Why Singapore and Vietnam mean business


AT FIRST glance, there may appear to be few similarities between the economies of Vietnam and Singapore. One is a leading exporter of consumer electronics, textiles and footwear. Another is a global hub for shipping, technology and financial services. Yet as is the case in many successful partnerships, strong potential synergies exist.

One key area for cooperation is digitalization. In February 2022, Vietnamese President Nguyen Xuan Phuc visited Singapore as his first overseas stop of the year. Close to 30 memoranda of understanding between businesses from both countries were signed. Worth almost US$11 billion, many were in the field of technology.

Vietnam’s forward-looking ambitions are noteworthy. The country aspires to be a high-income economy by 2045, with the digital economy set to account for 20 per cent of national gross domestic product (GDP) thanks to an ambitious Digital Transformation Plan. Milestones to achieve by 2025 include having 80 per cent of online public services being mobile-friendly, and ensuring that 80 per cent of households have fiber optic broadband, up from about 55 per cent in 2020.

Collaborate for growth
Singapore could play a major role in supporting this journey. The Lion City’s technology companies – from SingTel to ST Telemedia – are highly advanced, with many commanding an overseas presence throughout Asia, and across Europe and North America.

The city-state can assist with the development of digital infrastructure, from data centers that store and manage digital assets, to networks connecting people and businesses online. Singapore companies can also help nurture Vietnam’s talent pool, especially in roles involving science, technology, engineering, and mathematics, and instill good governance in talent management. In turn, this digitally savvy workforce can be a competitive advantage for Singapore businesses operating in Vietnam.

At the same time, Vietnam’s increasingly skilled workforce can help advance the nation’s manufacturing transformation, thus supporting the supply chain diversification efforts of Singapore’s manufacturers and retailers. This will help ease the impact of disruptions brought about by the global pandemic and prolonged lockdowns.

Purposeful partners
Another area of potential partnership is sustainability.

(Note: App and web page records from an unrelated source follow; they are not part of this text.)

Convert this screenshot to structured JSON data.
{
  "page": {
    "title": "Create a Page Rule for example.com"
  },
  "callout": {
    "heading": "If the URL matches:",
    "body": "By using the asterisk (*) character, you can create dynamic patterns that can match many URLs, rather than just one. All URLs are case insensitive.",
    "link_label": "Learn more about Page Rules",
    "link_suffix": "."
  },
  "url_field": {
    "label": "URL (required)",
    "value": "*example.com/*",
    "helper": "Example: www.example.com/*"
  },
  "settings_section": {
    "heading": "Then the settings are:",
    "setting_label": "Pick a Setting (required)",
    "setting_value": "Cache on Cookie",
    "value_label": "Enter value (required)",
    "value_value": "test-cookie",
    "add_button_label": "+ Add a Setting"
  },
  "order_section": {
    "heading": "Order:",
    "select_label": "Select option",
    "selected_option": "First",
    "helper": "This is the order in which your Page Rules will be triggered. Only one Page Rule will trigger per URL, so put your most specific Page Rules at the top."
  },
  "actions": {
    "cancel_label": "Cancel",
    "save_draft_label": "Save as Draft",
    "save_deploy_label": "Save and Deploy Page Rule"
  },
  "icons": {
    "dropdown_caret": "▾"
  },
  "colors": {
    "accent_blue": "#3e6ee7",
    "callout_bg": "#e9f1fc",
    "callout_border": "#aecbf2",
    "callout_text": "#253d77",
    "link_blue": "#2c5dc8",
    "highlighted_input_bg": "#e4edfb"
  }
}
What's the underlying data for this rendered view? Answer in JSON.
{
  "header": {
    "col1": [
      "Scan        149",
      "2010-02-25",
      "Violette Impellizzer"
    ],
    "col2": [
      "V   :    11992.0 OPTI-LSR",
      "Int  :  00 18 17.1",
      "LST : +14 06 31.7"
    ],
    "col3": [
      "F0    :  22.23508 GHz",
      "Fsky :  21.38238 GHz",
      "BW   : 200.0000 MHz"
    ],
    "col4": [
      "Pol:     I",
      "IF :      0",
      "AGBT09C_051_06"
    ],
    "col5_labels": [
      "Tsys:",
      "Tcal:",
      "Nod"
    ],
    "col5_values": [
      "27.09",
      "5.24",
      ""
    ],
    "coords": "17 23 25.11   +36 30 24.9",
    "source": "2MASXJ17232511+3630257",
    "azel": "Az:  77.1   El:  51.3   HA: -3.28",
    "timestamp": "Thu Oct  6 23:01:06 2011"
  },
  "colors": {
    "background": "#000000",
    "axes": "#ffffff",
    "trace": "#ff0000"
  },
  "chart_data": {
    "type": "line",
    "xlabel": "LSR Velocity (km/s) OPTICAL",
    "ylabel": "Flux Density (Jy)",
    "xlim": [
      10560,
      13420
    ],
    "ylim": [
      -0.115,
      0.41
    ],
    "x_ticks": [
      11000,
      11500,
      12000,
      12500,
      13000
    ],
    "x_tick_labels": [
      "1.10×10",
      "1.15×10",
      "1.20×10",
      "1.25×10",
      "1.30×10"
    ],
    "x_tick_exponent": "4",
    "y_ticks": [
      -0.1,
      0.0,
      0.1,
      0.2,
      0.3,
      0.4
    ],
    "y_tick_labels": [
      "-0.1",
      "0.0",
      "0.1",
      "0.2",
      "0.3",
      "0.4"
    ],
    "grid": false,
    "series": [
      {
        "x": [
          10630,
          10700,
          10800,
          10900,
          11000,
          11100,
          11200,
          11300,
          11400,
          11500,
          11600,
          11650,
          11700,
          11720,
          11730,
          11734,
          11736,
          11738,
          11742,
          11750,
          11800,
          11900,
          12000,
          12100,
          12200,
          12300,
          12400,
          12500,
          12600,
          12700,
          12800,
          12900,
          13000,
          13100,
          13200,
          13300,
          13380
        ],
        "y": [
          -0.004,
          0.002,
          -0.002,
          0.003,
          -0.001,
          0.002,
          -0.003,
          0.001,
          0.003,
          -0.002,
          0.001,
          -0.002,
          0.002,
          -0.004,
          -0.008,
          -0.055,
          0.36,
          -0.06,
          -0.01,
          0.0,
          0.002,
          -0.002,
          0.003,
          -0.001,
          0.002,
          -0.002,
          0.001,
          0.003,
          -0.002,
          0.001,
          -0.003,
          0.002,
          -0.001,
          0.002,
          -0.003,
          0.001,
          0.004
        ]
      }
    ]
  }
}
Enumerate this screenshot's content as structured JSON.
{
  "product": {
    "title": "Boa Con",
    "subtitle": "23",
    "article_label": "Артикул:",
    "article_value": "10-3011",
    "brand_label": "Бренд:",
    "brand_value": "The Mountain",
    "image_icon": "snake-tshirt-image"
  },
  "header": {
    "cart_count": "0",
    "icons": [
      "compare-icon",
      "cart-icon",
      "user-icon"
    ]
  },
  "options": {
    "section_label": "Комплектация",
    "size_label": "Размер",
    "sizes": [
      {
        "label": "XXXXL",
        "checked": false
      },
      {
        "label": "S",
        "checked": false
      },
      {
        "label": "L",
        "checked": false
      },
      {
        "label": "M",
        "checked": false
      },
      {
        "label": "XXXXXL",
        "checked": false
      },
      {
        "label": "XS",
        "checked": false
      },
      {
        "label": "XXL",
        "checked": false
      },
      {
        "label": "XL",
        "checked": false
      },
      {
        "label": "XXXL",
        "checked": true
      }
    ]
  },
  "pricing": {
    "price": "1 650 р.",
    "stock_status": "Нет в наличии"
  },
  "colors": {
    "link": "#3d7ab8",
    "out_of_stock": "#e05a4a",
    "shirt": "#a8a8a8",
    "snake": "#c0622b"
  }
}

At the COP26 meeting in 2021, Vietnam pledged to become net zero by 2050. Similarly, Singapore has since announced its intention to reach net zero by or around mid-century. In pursuit of this ambition, the Vietnam government has undertaken many measures. Employing a whole-of-government approach to promote the interaction between ministries, and adopting a legal and governance framework that encourages foreign and domestic private investments in the green economy and sustainable development, will be instrumental to its success.

One such policy is Vietnam’s National Green Growth Strategy 2021-2030, which aims to accelerate the journey towards economic prosperity, environmental sustainability, and social equality. The Strategy strives to reduce greenhouse gas emissions per GDP by at least 15 per cent and 30 per cent by 2030 and 2050 respectively, compared to 2014 levels. It also aspires to raise the share of renewable energy in Vietnam’s total primary energy supply to up to 20 per cent.

Singapore has built world-class infrastructure, and is renowned for robust urban planning. As a global sustainable financial centre and a fintech hub, Singapore’s efforts to bring down the cost of providing financial services could help Vietnam as the latter strives to become more financially inclusive, especially in rural areas.

Inclusive green growth requires ready access to green financing. In Vietnam, Standard Chartered is raising capital on behalf of companies through green bonds and providing credit facilities to incentivise borrowers to reduce their carbon footprint – as well as offering individuals green mortgage loans and carbon-neutral debit and credit cards. Vietnam has the potential to become a leader in renewables, given its comprehensive installed solar power capacity and abundant wind resources. The nation’s political will and market incentives could offer valuable lessons to other Asean countries in their just transition journey.

Supporting a resilient future
For Vietnam’s digitalization and sustainability agendas to succeed, financing will of course be a non-negotiable pre-requisite. According to the United Nations, there is a global shortfall of US$100 trillion in funding for sustainable development. And that is why at Standard Chartered, we continue to work with governments and businesses to support sustainable economic growth and boost financial inclusion through digital solutions.

One such solution is Solv, a technology platform for micro, small and medium enterprises (MSMEs) that is designed to help small businesses digitalize their B2B (business-to-business) commerce and lending journeys. Standard Chartered has launched Solv in India and Kenya, and plans to unveil the solution in South-east Asia to support the region’s underserved MSME segments.

A close partnership between Singapore and Vietnam will enable the two countries to further capitalize on the wealth of opportunities that digitalization and sustainability offer. This should not only spur growth and prosperity for both nations but also foster greater interconnectivity and prosperity for the whole of Asean.

SOURCE: businesstimes.com.sg